NCCI wrong on foreign investors
Namibia Chamber of Commerce and Industry Chief Executive Officer Tarah Shaanika this week blew the whistle on Government’s procurement policy, which he believes is skewed towards foreign companies at the expense of local entrepreneurs.
According to Shaanika such a setup has potential to kill the job market as the local companies are not being given equal time to grow at the same rate with their international competitors.
He goes on to argue that the move to award big projects to foreigners is tantamount to allowing heavy capital flight and sacrificing local development.
Perhaps he has a point there but where do we draw the line between balancing the need for foreign investment and creating opportunities for the local companies. It should be understood that the issue is a typical double-edged sword and needs to be looked at with utmost care.
Governments by nature are not associated with creating employment but rather should create an enabling environment that allows both local and foreign investors to blossom. The Government needs to enact laws that attract investors and also allow for a favourable environment to do business in for all investors.
It then becomes the role of the various industry role players to make sure that they take advantage of the environment to grow and position themselves with the relevant skills to tackle any jobs that come from Government.
We have a feeling that the NCCI in their calls for the Government to prioritise local companies when giving tenders is somewhat missing the point and the issue here is that NCCI members and business in general should not be found wanting when big tenders are released.
If we take for example all the bigger projects that Government has given in the past three years, including the nerckatal dam project or the expansion of the Walvis Bay Port, we would not have any local company with capacity to execute these projects.
There is a severe shortage of technical capacity when it comes to local companies executing some of the jobs that are given by government. That being the case it does not stop locals from conjuring up joint ventures with foreign companies where they can easily gain the skills needed for the future, not to mention the capital flow that will see them benefiting in future.
It is also imperative that we understand that the Government has done a tremendous job in making Namibia an attractive destination for investors, hence we will expect more and more foreign companies to keep coming so local entrepreneurs cannot become cry-babies forever, rather they must work on improving themselves instead of demanding industry protection.
It is also unfortunate that some of the bigger international companies take projects with concessionary loans which is somewhat an advantage for government as they are guaranteed of project execution.

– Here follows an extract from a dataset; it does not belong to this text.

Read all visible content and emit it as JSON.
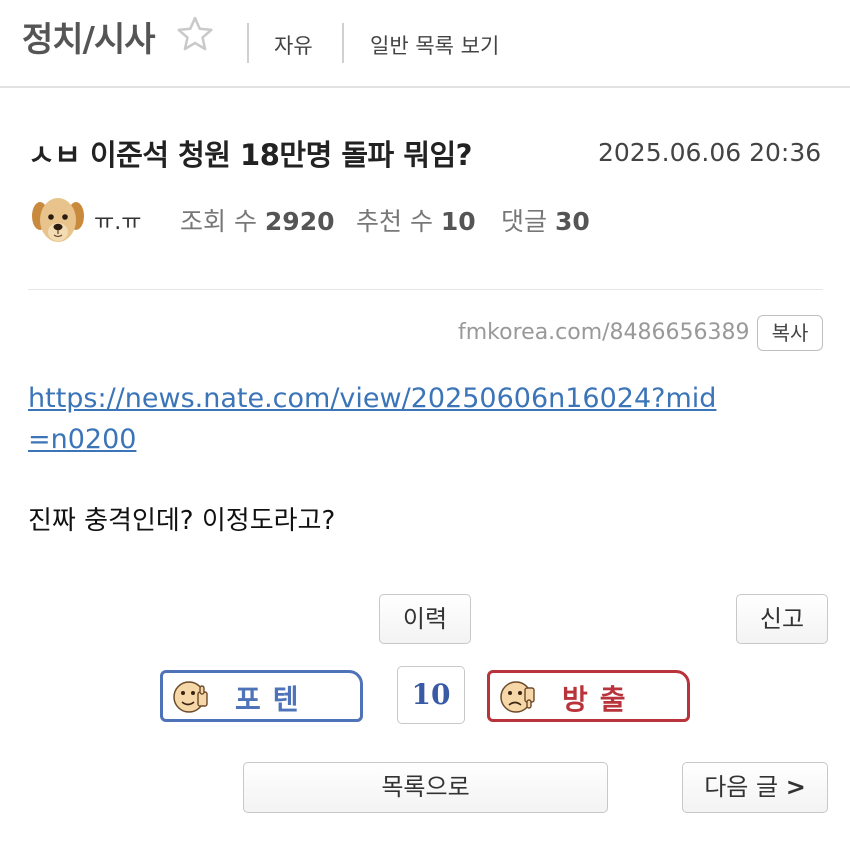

There are some local companies that have also not made life easier when they get lucrative tenders and fail to deliver.
This has cast a shadow of doubt on many other local companies with potential and ability to deliver their targets in time.
NCCI in this case should be more consumed with delivery and taking full advantage of the available opportunities in the country instead of blaming foreign investors for failure to meet their targets.